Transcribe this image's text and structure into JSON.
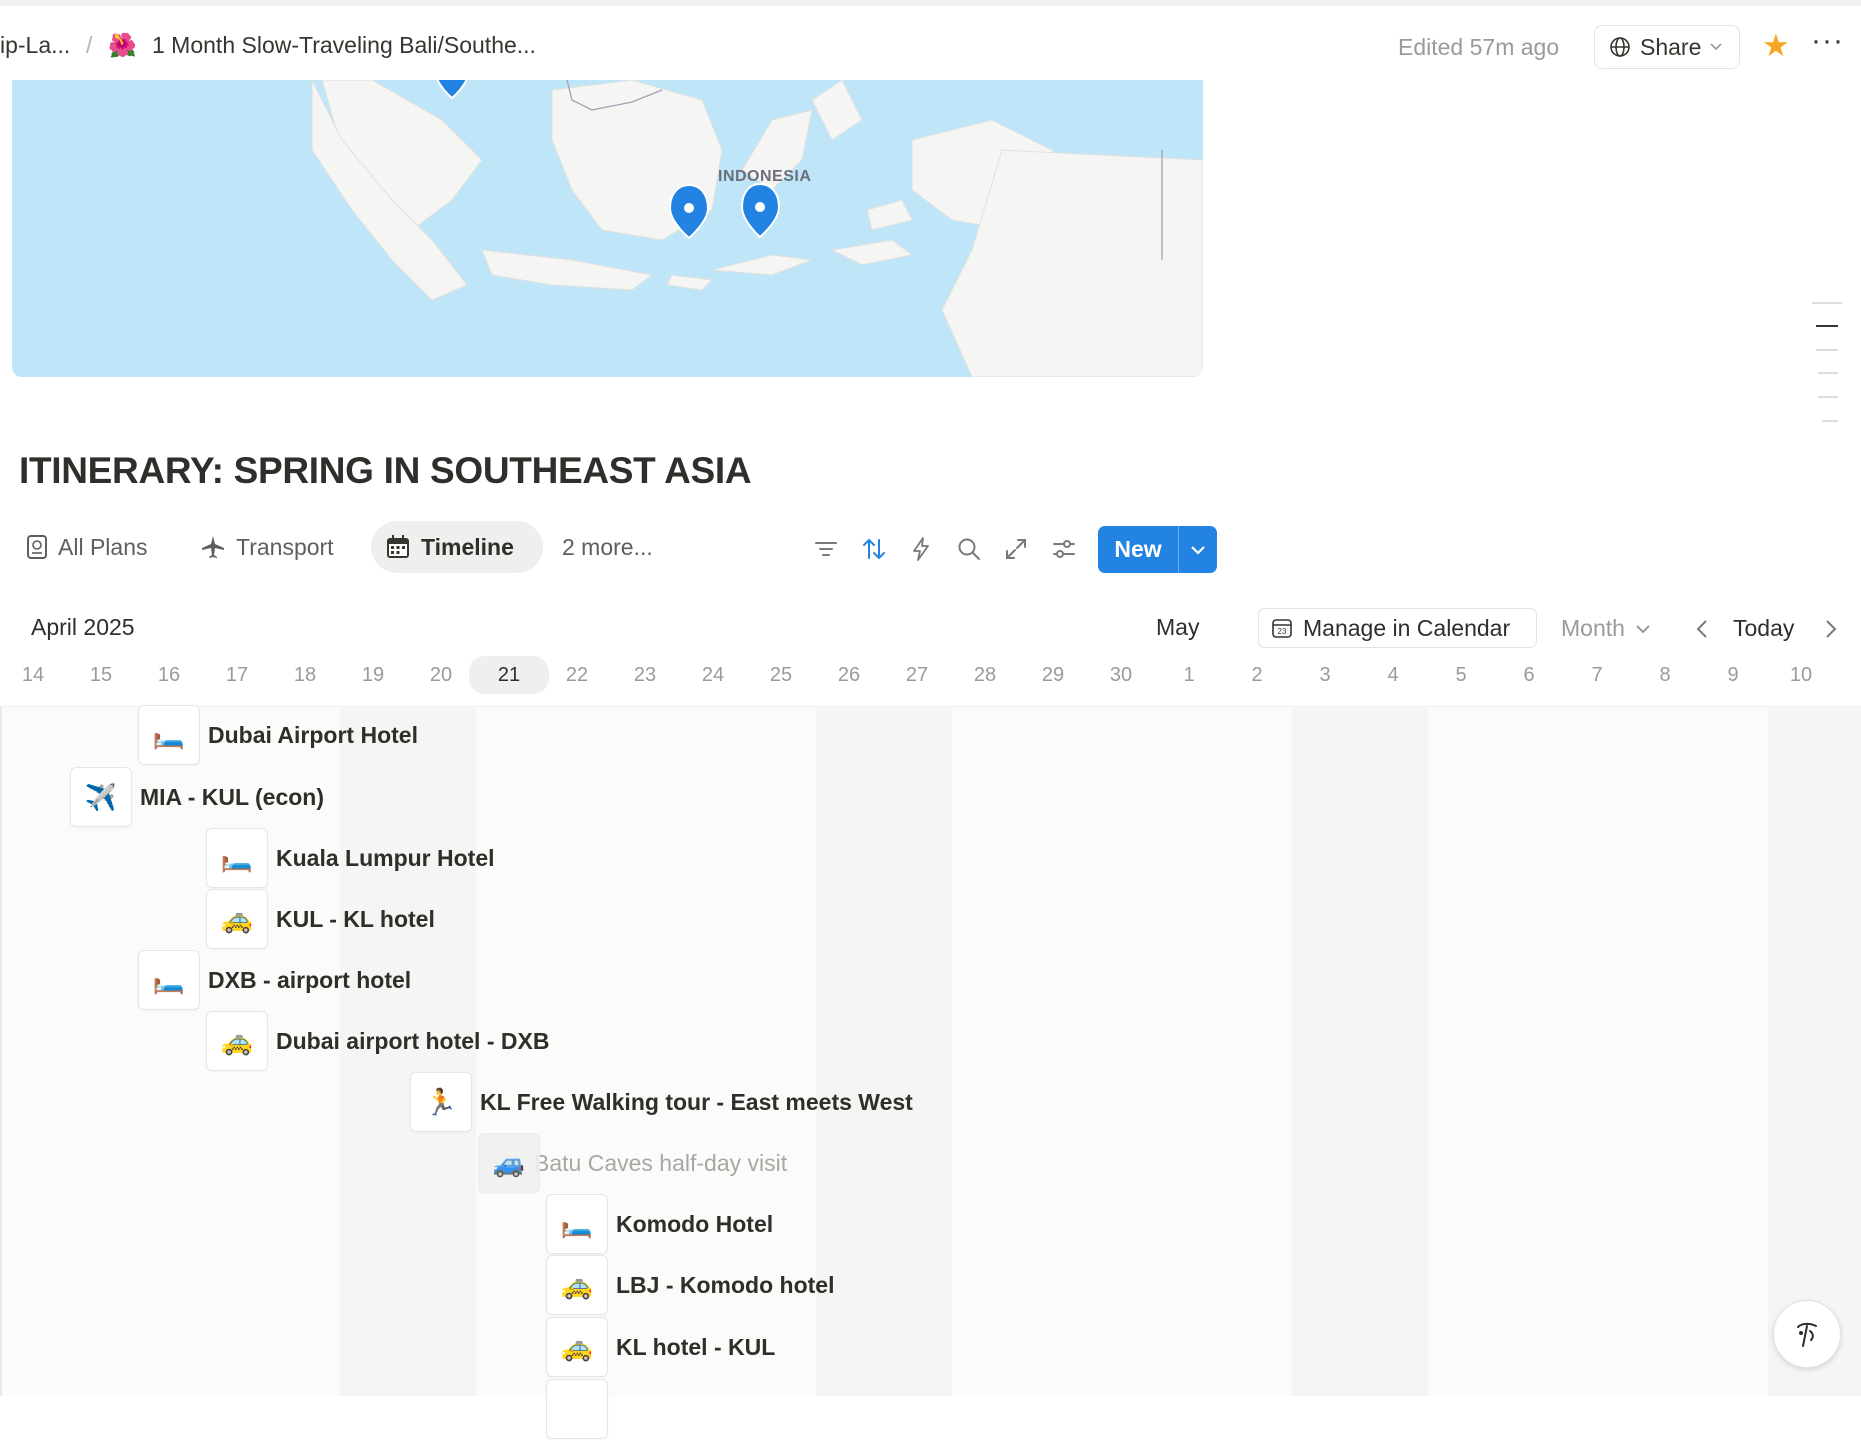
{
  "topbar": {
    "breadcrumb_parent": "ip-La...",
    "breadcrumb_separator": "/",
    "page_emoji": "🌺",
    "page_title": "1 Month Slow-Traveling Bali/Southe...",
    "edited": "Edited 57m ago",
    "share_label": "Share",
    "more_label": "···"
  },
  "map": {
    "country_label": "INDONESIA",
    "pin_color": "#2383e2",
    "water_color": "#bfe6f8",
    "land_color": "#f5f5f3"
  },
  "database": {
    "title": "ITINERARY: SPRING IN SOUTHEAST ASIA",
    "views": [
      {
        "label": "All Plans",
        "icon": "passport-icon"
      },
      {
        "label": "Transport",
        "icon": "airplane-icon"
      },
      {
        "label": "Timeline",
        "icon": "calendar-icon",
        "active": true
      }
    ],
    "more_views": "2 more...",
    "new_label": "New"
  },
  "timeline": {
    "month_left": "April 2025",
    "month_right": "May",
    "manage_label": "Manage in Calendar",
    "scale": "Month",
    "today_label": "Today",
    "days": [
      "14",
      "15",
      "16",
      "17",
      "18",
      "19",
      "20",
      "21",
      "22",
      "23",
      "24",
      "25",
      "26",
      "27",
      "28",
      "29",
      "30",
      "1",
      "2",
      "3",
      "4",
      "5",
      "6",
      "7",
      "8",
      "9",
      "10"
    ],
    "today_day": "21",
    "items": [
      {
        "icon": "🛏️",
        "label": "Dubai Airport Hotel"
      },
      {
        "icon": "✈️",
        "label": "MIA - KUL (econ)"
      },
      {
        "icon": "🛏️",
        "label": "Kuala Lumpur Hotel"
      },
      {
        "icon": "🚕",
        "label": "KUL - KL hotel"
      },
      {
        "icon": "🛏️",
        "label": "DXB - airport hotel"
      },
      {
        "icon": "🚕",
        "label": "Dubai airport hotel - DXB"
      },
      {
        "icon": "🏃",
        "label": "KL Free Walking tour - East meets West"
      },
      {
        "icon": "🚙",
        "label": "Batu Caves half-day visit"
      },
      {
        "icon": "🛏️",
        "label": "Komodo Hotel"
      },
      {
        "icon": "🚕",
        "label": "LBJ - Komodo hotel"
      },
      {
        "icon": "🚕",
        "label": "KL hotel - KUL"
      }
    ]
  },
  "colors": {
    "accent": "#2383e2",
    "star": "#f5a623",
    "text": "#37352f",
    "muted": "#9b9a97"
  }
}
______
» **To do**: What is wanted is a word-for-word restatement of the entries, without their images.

» **Solution to the problem**:
Transcribe this image's text and structure into JSON.
{
  "topbar": {
    "breadcrumb_parent": "ip-La...",
    "breadcrumb_separator": "/",
    "page_emoji": "🌺",
    "page_title": "1 Month Slow-Traveling Bali/Southe...",
    "edited": "Edited 57m ago",
    "share_label": "Share",
    "more_label": "···"
  },
  "map": {
    "country_label": "INDONESIA",
    "pin_color": "#2383e2",
    "water_color": "#bfe6f8",
    "land_color": "#f5f5f3"
  },
  "database": {
    "title": "ITINERARY: SPRING IN SOUTHEAST ASIA",
    "views": [
      {
        "label": "All Plans",
        "icon": "passport-icon"
      },
      {
        "label": "Transport",
        "icon": "airplane-icon"
      },
      {
        "label": "Timeline",
        "icon": "calendar-icon",
        "active": true
      }
    ],
    "more_views": "2 more...",
    "new_label": "New"
  },
  "timeline": {
    "month_left": "April 2025",
    "month_right": "May",
    "manage_label": "Manage in Calendar",
    "scale": "Month",
    "today_label": "Today",
    "days": [
      "14",
      "15",
      "16",
      "17",
      "18",
      "19",
      "20",
      "21",
      "22",
      "23",
      "24",
      "25",
      "26",
      "27",
      "28",
      "29",
      "30",
      "1",
      "2",
      "3",
      "4",
      "5",
      "6",
      "7",
      "8",
      "9",
      "10"
    ],
    "today_day": "21",
    "items": [
      {
        "icon": "🛏️",
        "label": "Dubai Airport Hotel"
      },
      {
        "icon": "✈️",
        "label": "MIA - KUL (econ)"
      },
      {
        "icon": "🛏️",
        "label": "Kuala Lumpur Hotel"
      },
      {
        "icon": "🚕",
        "label": "KUL - KL hotel"
      },
      {
        "icon": "🛏️",
        "label": "DXB - airport hotel"
      },
      {
        "icon": "🚕",
        "label": "Dubai airport hotel - DXB"
      },
      {
        "icon": "🏃",
        "label": "KL Free Walking tour - East meets West"
      },
      {
        "icon": "🚙",
        "label": "Batu Caves half-day visit"
      },
      {
        "icon": "🛏️",
        "label": "Komodo Hotel"
      },
      {
        "icon": "🚕",
        "label": "LBJ - Komodo hotel"
      },
      {
        "icon": "🚕",
        "label": "KL hotel - KUL"
      }
    ]
  },
  "colors": {
    "accent": "#2383e2",
    "star": "#f5a623",
    "text": "#37352f",
    "muted": "#9b9a97"
  }
}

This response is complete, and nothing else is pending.